octorWelcome to the Jolly Chronolidays Omega space-cruise. Experience the history of the first Time Lord. Find out how he destroyed a star to create the power source to enable the Time Lords to travel in time. And if you’re really lucky, you might meet the ghost of Omega himself – a disembodied spirit who only the Doctor can see. But if Omega is nothing but a phantasm, who is murdering people on board the space cruiser? As Omega’s plans advance, it seems that he is not the only one on board who is up to something dangerous…
Released in 2003, this was the first in a series from Big Finish featuring the Doctor’s archenemies – the other titles are Davros, Master and Zagreus. But it’s also a murder mystery with a unique twist…
You’d never know that Peter Davison apparently doesn’t rehearse his audio scripts – he just turns up and reads them, but he always produces a perfect performance. His Doctor is so natural a performance, you’d think he’s been playing him all his life – well, I suppose he has, on and off, for the past thirty years or so. And to quote David Tennant, he’s my Doctor. Tom Baker was the Doctor when I started watching, but Peter Davison was the Doctor when I started becoming a real fan of the show.
I don’t watch his stories very often – a lot of them have a very Eighties look and no decade has dated as badly as the Eighties. But luckily, you don’t have to see the scenery in an audio play.
Apart from Peter Davison, the cast does a really good job – the tone oscillates from dark to light to dark again and the cast handles it effortlessly. Ian Collier, reprising his role as Omega from the TV episode Arc Of Infinity, deserves a special mention for helping to give depth to a villain who, to be honest, was always a bit one-dimensional.
The other credit has to go to blog favourite Nev Fountain for a very clever script. Covering a multitude of deceptions and self-deceptions, secret and lies, and one of the cleverest cliff-hangers in Doctor Who history – which is played out at a perfect pace. Nev takes one of the oldest tricks in the detective genre and breathes fresh life into it. It’s possible that some mystery-loving listeners might get a bit grumpy as the whodunit elements does fade into the background for long periods as the science fiction story takes precedence, but it would take a grumpy person not to be impressed with the reveal. Although it might help if you’d seen Arc Of Infinity. But as he later did with the Mervyn Stone audio, The Axeman Cometh, he takes advantage of the audio format to do something original.

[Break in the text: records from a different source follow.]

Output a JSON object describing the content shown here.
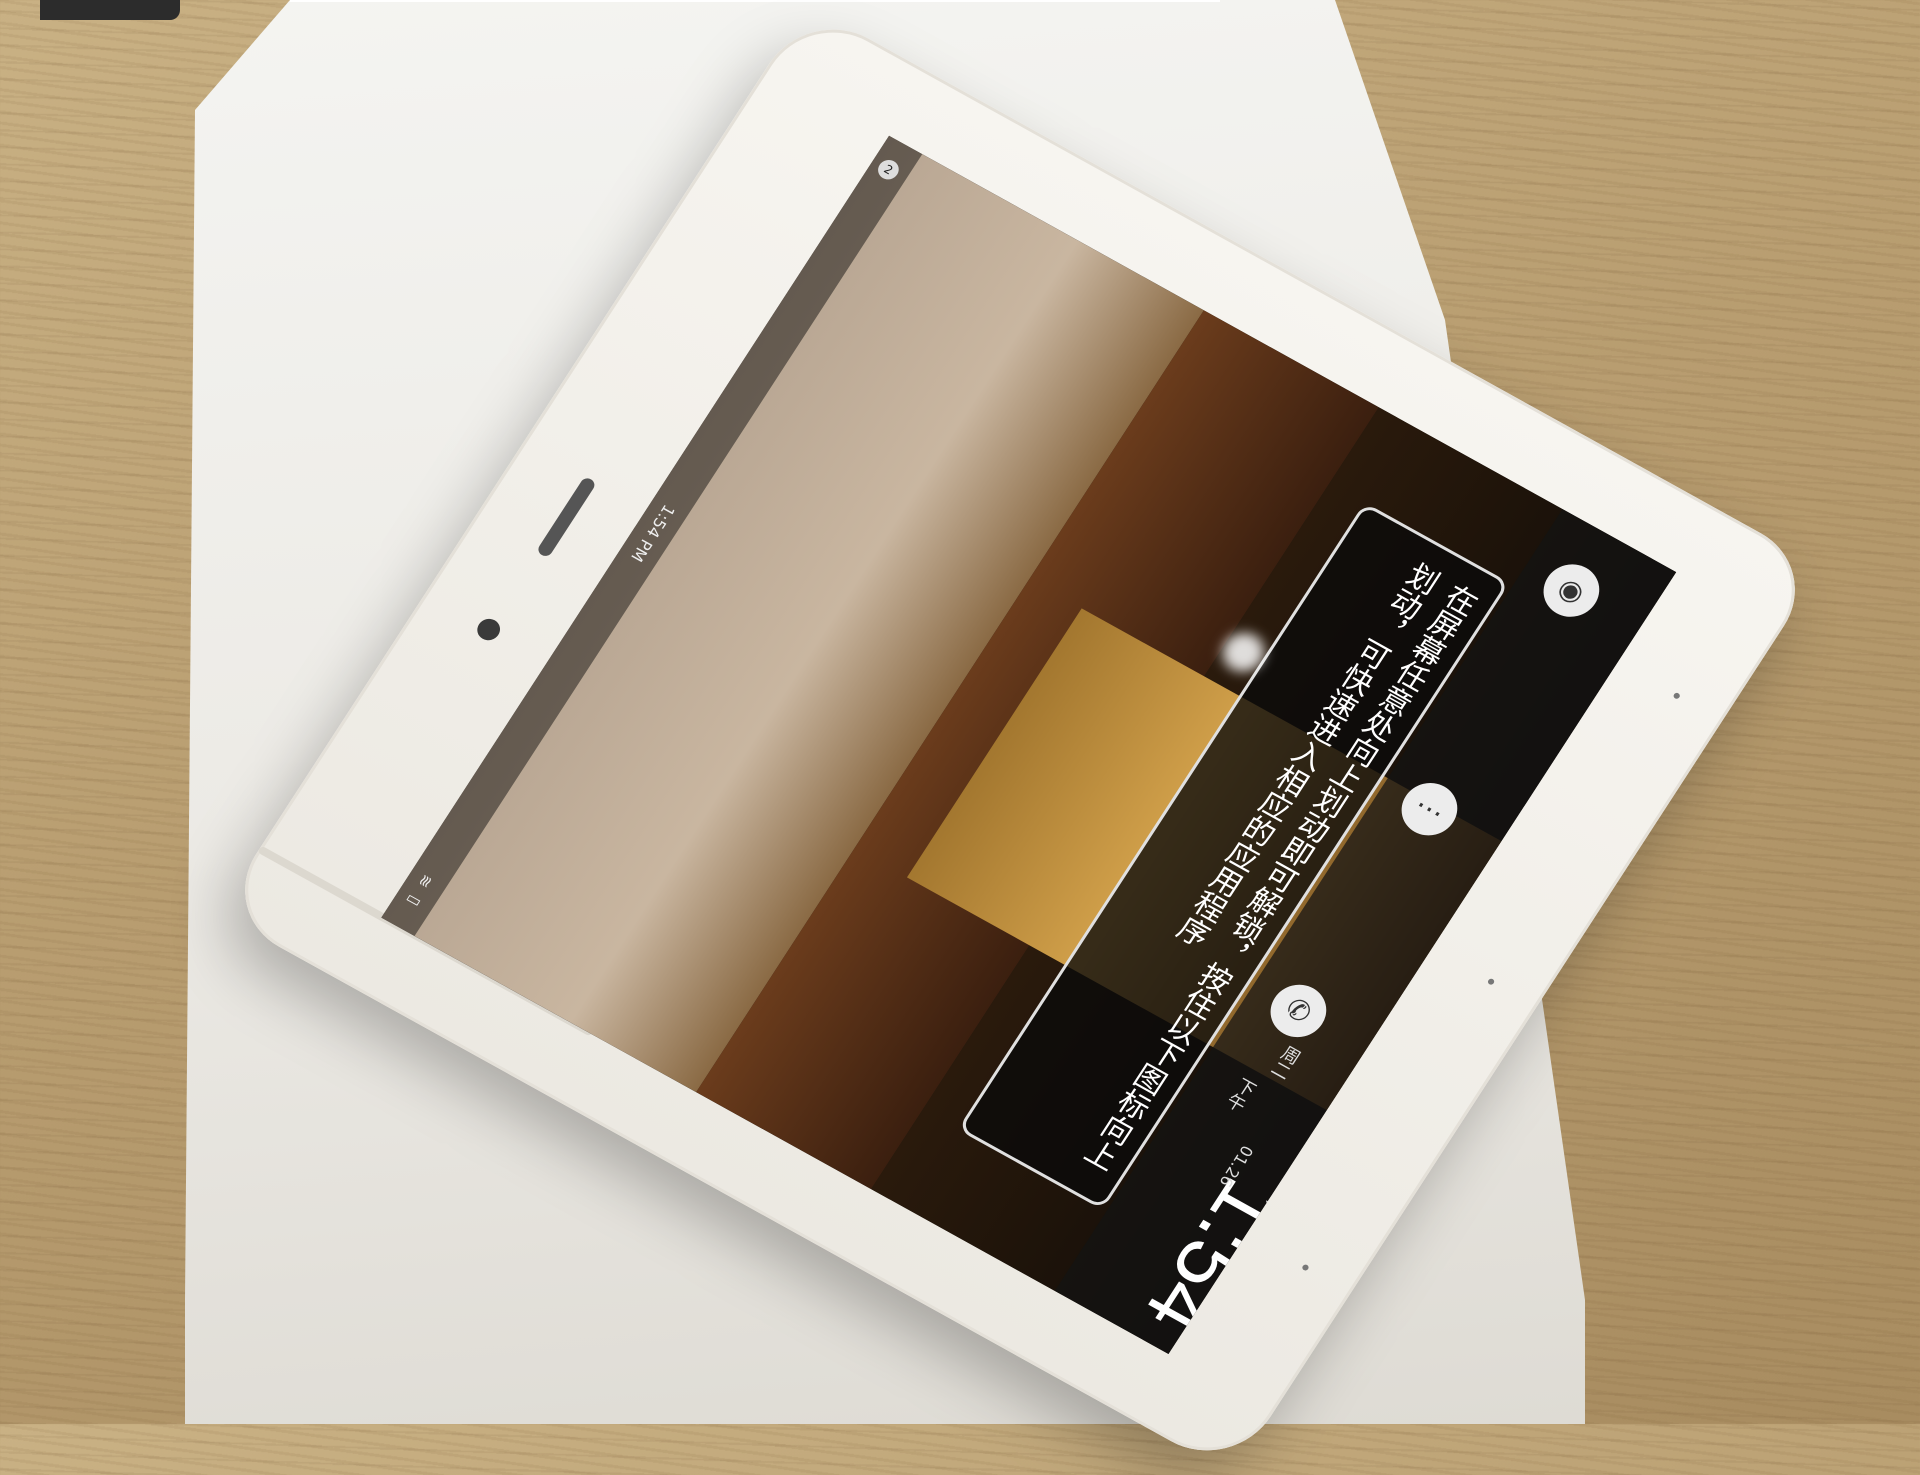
{
  "status_bar": {
    "time": "1:54 PM",
    "notification_badge": "2",
    "icons": [
      "wifi-icon",
      "battery-icon"
    ]
  },
  "lock_clock": {
    "time": "1:54",
    "ampm": "下午",
    "weekday": "周二",
    "date": "01.26"
  },
  "hint": {
    "text": "在屏幕任意处向上划动即可解锁，按住以下图标向上划动，可快速进入相应的应用程序"
  },
  "dock": {
    "icons": [
      "phone-icon",
      "message-icon",
      "camera-icon"
    ]
  }
}
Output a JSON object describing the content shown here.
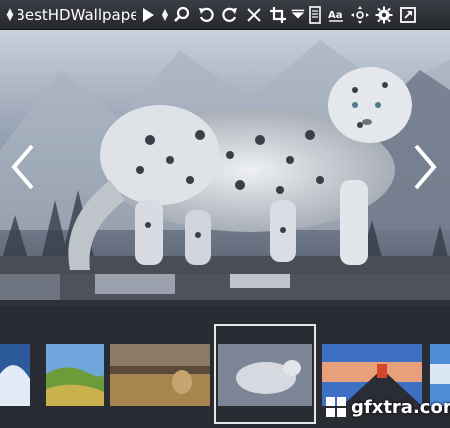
{
  "app": {
    "title": "BestHDWallpape",
    "updown_glyph": "⇕"
  },
  "toolbar": {
    "icons": [
      "play-icon",
      "spin-icon",
      "search-icon",
      "rotate-left-icon",
      "rotate-right-icon",
      "close-icon",
      "crop-icon",
      "filter-icon",
      "page-icon",
      "text-size-icon",
      "fit-icon",
      "gear-icon",
      "fullscreen-icon"
    ]
  },
  "viewer": {
    "prev_glyph": "‹",
    "next_glyph": "›"
  },
  "watermark": {
    "text": "gfxtra.com"
  },
  "colors": {
    "toolbar_bg": "#2e3036",
    "selection_border": "#e8e8e8"
  }
}
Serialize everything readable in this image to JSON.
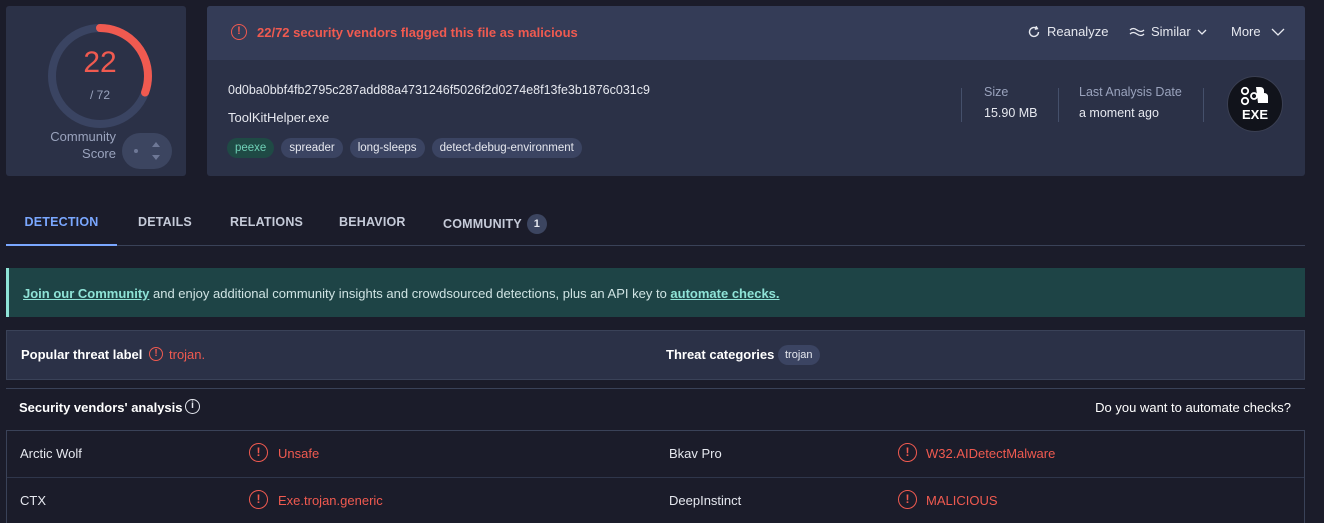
{
  "score": {
    "detections": "22",
    "total": "/ 72",
    "fraction": 0.3056,
    "community_label": "Community Score",
    "colors": {
      "malicious": "#f05a50",
      "ring": "#3a4462"
    }
  },
  "header": {
    "alert_icon": "alert-circle-icon",
    "alert_text": "22/72 security vendors flagged this file as malicious",
    "actions": {
      "reanalyze": "Reanalyze",
      "similar": "Similar",
      "more": "More"
    },
    "hash": "0d0ba0bbf4fb2795c287add88a4731246f5026f2d0274e8f13fe3b1876c031c9",
    "filename": "ToolKitHelper.exe",
    "tags": [
      "peexe",
      "spreader",
      "long-sleeps",
      "detect-debug-environment"
    ],
    "size_label": "Size",
    "size_value": "15.90 MB",
    "last_analysis_label": "Last Analysis Date",
    "last_analysis_value": "a moment ago",
    "file_type": "EXE"
  },
  "tabs": [
    {
      "label": "DETECTION",
      "active": true
    },
    {
      "label": "DETAILS"
    },
    {
      "label": "RELATIONS"
    },
    {
      "label": "BEHAVIOR"
    },
    {
      "label": "COMMUNITY",
      "badge": "1"
    }
  ],
  "banner": {
    "join_link": "Join our Community",
    "text": " and enjoy additional community insights and crowdsourced detections, plus an API key to ",
    "automate_link": "automate checks."
  },
  "threat": {
    "popular_label": "Popular threat label",
    "popular_value": "trojan.",
    "categories_label": "Threat categories",
    "categories": [
      "trojan"
    ]
  },
  "vendors": {
    "title": "Security vendors' analysis",
    "automate_question": "Do you want to automate checks?",
    "rows": [
      [
        {
          "name": "Arctic Wolf",
          "result": "Unsafe"
        },
        {
          "name": "Bkav Pro",
          "result": "W32.AIDetectMalware"
        }
      ],
      [
        {
          "name": "CTX",
          "result": "Exe.trojan.generic"
        },
        {
          "name": "DeepInstinct",
          "result": "MALICIOUS"
        }
      ]
    ]
  }
}
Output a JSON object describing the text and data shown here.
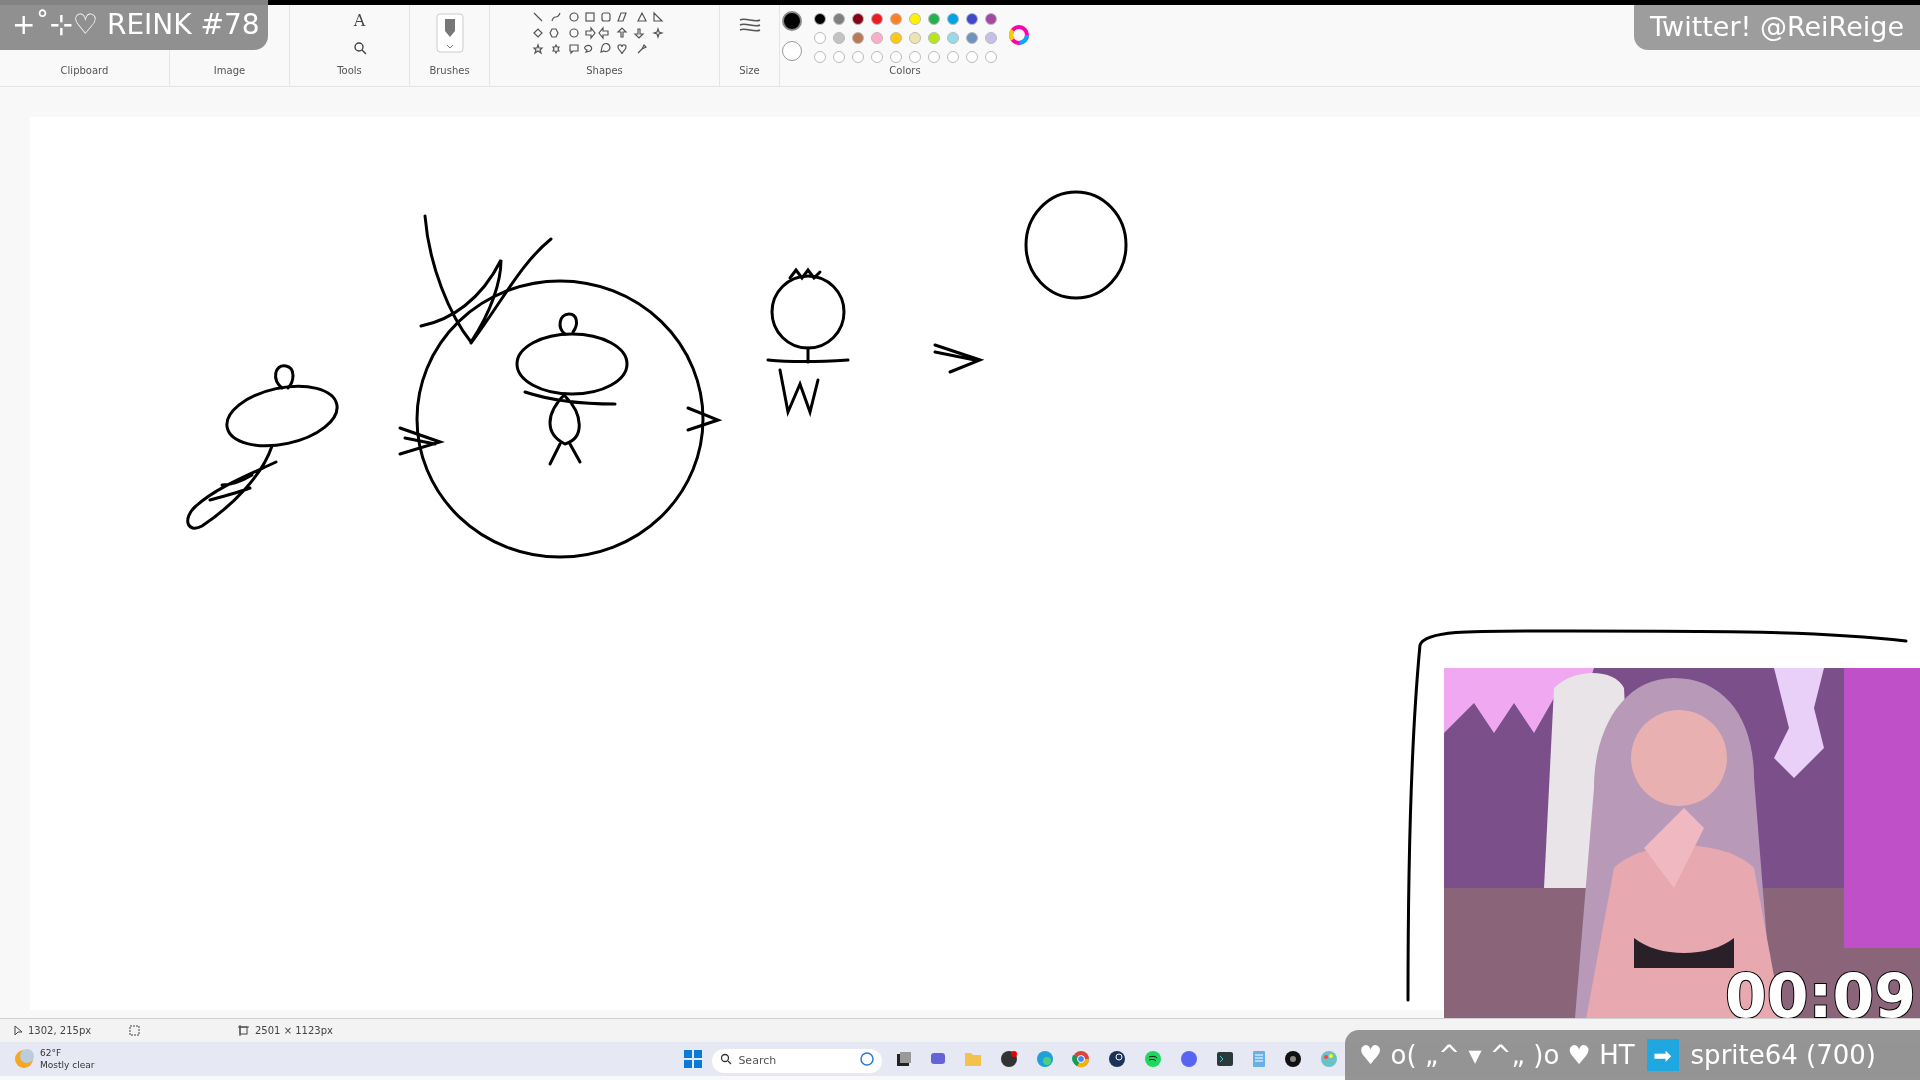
{
  "overlay_title": "+˚⊹♡ REINK #78",
  "overlay_social": "Twitter! @ReiReige",
  "ribbon": {
    "tools_text_tool": "A",
    "groups": [
      "Clipboard",
      "Image",
      "Tools",
      "Brushes",
      "Shapes",
      "Size",
      "Colors"
    ],
    "colors": {
      "current": [
        {
          "color": "#000000"
        },
        {
          "color": "#ffffff"
        }
      ],
      "palette": [
        {
          "color": "#000000"
        },
        {
          "color": "#7f7f7f"
        },
        {
          "color": "#880015"
        },
        {
          "color": "#ed1c24"
        },
        {
          "color": "#ff7f27"
        },
        {
          "color": "#fff200"
        },
        {
          "color": "#22b14c"
        },
        {
          "color": "#00a2e8"
        },
        {
          "color": "#3f48cc"
        },
        {
          "color": "#a349a4"
        },
        {
          "color": "#ffffff"
        },
        {
          "color": "#c3c3c3"
        },
        {
          "color": "#b97a57"
        },
        {
          "color": "#ffaec9"
        },
        {
          "color": "#ffc90e"
        },
        {
          "color": "#efe4b0"
        },
        {
          "color": "#b5e61d"
        },
        {
          "color": "#99d9ea"
        },
        {
          "color": "#7092be"
        },
        {
          "color": "#c8bfe7"
        }
      ]
    }
  },
  "webcam": {
    "kind": "picture",
    "timer": "00:09"
  },
  "status_bar": {
    "cursor_position": "1302, 215px",
    "canvas_size": "2501 × 1123px"
  },
  "taskbar": {
    "weather": {
      "temperature": "62°F",
      "condition": "Mostly clear"
    },
    "search": {
      "placeholder": "Search"
    }
  },
  "alert": {
    "message": "♥ o( „^ ▾ ^„ )o ♥ HT",
    "arrow": "➡",
    "donor": "sprite64 (700)"
  }
}
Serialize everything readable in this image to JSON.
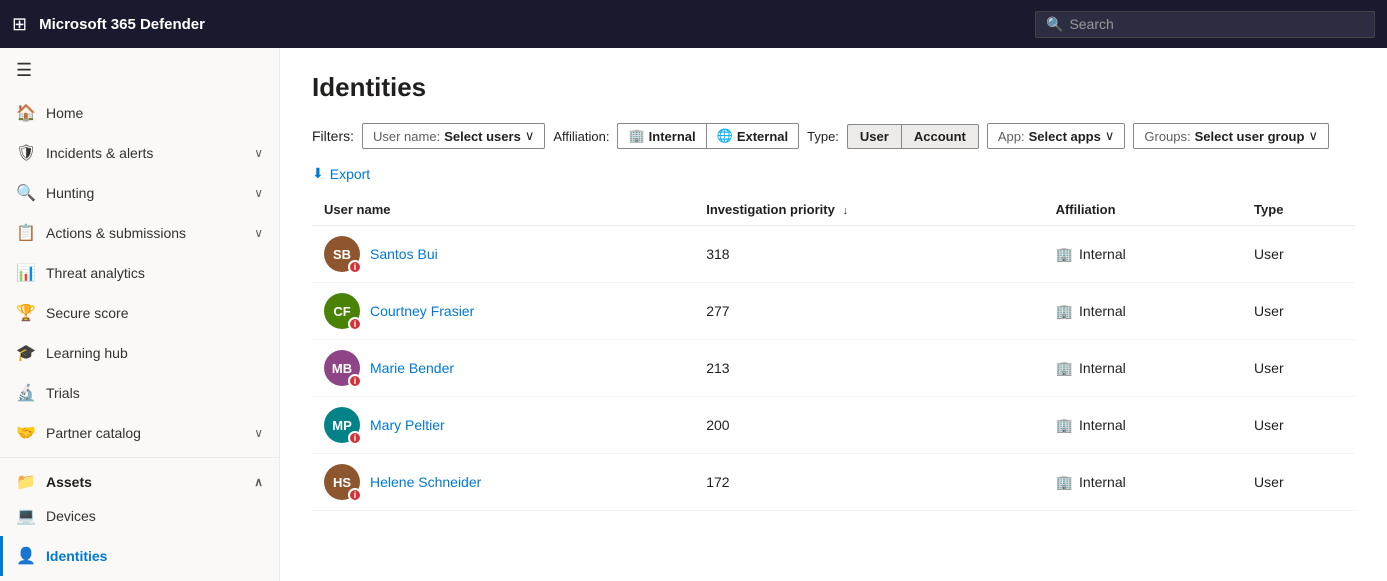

It’s available at an absolute pittance – £2.99 on download or £5 for the disc (and a free download as well) from Big Finish. In fact, the first fifty releases are the same price and most of them are well worth a listen. This one certainly is. Highly Recommended.